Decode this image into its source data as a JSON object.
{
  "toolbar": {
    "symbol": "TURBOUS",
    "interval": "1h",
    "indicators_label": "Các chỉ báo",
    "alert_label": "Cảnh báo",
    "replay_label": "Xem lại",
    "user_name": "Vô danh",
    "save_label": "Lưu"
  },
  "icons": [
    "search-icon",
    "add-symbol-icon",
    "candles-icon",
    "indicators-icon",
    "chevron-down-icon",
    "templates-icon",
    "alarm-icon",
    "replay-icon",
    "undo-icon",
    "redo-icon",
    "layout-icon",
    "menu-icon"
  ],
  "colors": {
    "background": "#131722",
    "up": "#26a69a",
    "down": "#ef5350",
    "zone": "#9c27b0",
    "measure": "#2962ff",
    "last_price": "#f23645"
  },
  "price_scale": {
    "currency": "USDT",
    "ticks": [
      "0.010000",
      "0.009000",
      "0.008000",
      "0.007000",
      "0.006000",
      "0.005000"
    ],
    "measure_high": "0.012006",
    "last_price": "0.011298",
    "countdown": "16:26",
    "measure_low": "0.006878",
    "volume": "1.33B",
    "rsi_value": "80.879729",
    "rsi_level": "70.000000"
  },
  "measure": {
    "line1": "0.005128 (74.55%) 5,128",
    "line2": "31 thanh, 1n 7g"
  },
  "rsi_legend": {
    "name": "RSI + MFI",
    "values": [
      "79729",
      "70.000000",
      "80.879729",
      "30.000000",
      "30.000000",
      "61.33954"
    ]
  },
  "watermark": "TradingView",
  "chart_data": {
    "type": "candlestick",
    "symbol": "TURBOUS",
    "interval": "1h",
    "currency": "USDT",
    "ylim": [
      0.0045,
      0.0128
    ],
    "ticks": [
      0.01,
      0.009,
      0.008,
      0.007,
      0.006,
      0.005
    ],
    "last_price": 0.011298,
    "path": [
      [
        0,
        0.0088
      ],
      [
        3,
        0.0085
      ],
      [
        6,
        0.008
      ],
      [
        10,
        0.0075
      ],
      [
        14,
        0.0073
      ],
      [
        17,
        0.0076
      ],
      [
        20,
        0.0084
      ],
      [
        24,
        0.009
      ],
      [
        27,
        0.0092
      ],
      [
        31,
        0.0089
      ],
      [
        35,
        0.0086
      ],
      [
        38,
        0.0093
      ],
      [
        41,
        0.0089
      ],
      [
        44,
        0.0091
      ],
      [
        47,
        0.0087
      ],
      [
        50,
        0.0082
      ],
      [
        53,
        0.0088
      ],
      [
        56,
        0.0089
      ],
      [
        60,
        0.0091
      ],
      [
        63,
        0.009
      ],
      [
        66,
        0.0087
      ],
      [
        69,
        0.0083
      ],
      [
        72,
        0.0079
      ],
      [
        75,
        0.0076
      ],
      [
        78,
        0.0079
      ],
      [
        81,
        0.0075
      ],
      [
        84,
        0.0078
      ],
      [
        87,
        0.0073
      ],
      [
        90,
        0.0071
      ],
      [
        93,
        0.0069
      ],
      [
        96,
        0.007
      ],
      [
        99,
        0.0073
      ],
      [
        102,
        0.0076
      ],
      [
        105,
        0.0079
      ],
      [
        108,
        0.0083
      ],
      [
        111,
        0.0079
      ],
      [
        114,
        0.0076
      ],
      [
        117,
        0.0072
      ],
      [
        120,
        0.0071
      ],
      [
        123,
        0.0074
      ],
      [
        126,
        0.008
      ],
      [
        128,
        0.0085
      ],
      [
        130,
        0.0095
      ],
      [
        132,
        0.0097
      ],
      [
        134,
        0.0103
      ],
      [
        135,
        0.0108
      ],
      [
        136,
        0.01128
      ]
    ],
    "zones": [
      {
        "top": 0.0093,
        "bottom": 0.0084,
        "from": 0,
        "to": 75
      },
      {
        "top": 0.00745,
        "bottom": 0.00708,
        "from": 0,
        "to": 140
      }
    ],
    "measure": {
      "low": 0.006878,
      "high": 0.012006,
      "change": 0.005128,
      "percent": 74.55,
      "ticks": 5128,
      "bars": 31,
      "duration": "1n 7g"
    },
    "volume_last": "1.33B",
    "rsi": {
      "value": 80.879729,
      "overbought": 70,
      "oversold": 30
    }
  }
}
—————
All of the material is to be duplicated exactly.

__Reply to the task__
Decode this image into its source data as a JSON object.
{
  "toolbar": {
    "symbol": "TURBOUS",
    "interval": "1h",
    "indicators_label": "Các chỉ báo",
    "alert_label": "Cảnh báo",
    "replay_label": "Xem lại",
    "user_name": "Vô danh",
    "save_label": "Lưu"
  },
  "icons": [
    "search-icon",
    "add-symbol-icon",
    "candles-icon",
    "indicators-icon",
    "chevron-down-icon",
    "templates-icon",
    "alarm-icon",
    "replay-icon",
    "undo-icon",
    "redo-icon",
    "layout-icon",
    "menu-icon"
  ],
  "colors": {
    "background": "#131722",
    "up": "#26a69a",
    "down": "#ef5350",
    "zone": "#9c27b0",
    "measure": "#2962ff",
    "last_price": "#f23645"
  },
  "price_scale": {
    "currency": "USDT",
    "ticks": [
      "0.010000",
      "0.009000",
      "0.008000",
      "0.007000",
      "0.006000",
      "0.005000"
    ],
    "measure_high": "0.012006",
    "last_price": "0.011298",
    "countdown": "16:26",
    "measure_low": "0.006878",
    "volume": "1.33B",
    "rsi_value": "80.879729",
    "rsi_level": "70.000000"
  },
  "measure": {
    "line1": "0.005128 (74.55%) 5,128",
    "line2": "31 thanh, 1n 7g"
  },
  "rsi_legend": {
    "name": "RSI + MFI",
    "values": [
      "79729",
      "70.000000",
      "80.879729",
      "30.000000",
      "30.000000",
      "61.33954"
    ]
  },
  "watermark": "TradingView",
  "chart_data": {
    "type": "candlestick",
    "symbol": "TURBOUS",
    "interval": "1h",
    "currency": "USDT",
    "ylim": [
      0.0045,
      0.0128
    ],
    "ticks": [
      0.01,
      0.009,
      0.008,
      0.007,
      0.006,
      0.005
    ],
    "last_price": 0.011298,
    "path": [
      [
        0,
        0.0088
      ],
      [
        3,
        0.0085
      ],
      [
        6,
        0.008
      ],
      [
        10,
        0.0075
      ],
      [
        14,
        0.0073
      ],
      [
        17,
        0.0076
      ],
      [
        20,
        0.0084
      ],
      [
        24,
        0.009
      ],
      [
        27,
        0.0092
      ],
      [
        31,
        0.0089
      ],
      [
        35,
        0.0086
      ],
      [
        38,
        0.0093
      ],
      [
        41,
        0.0089
      ],
      [
        44,
        0.0091
      ],
      [
        47,
        0.0087
      ],
      [
        50,
        0.0082
      ],
      [
        53,
        0.0088
      ],
      [
        56,
        0.0089
      ],
      [
        60,
        0.0091
      ],
      [
        63,
        0.009
      ],
      [
        66,
        0.0087
      ],
      [
        69,
        0.0083
      ],
      [
        72,
        0.0079
      ],
      [
        75,
        0.0076
      ],
      [
        78,
        0.0079
      ],
      [
        81,
        0.0075
      ],
      [
        84,
        0.0078
      ],
      [
        87,
        0.0073
      ],
      [
        90,
        0.0071
      ],
      [
        93,
        0.0069
      ],
      [
        96,
        0.007
      ],
      [
        99,
        0.0073
      ],
      [
        102,
        0.0076
      ],
      [
        105,
        0.0079
      ],
      [
        108,
        0.0083
      ],
      [
        111,
        0.0079
      ],
      [
        114,
        0.0076
      ],
      [
        117,
        0.0072
      ],
      [
        120,
        0.0071
      ],
      [
        123,
        0.0074
      ],
      [
        126,
        0.008
      ],
      [
        128,
        0.0085
      ],
      [
        130,
        0.0095
      ],
      [
        132,
        0.0097
      ],
      [
        134,
        0.0103
      ],
      [
        135,
        0.0108
      ],
      [
        136,
        0.01128
      ]
    ],
    "zones": [
      {
        "top": 0.0093,
        "bottom": 0.0084,
        "from": 0,
        "to": 75
      },
      {
        "top": 0.00745,
        "bottom": 0.00708,
        "from": 0,
        "to": 140
      }
    ],
    "measure": {
      "low": 0.006878,
      "high": 0.012006,
      "change": 0.005128,
      "percent": 74.55,
      "ticks": 5128,
      "bars": 31,
      "duration": "1n 7g"
    },
    "volume_last": "1.33B",
    "rsi": {
      "value": 80.879729,
      "overbought": 70,
      "oversold": 30
    }
  }
}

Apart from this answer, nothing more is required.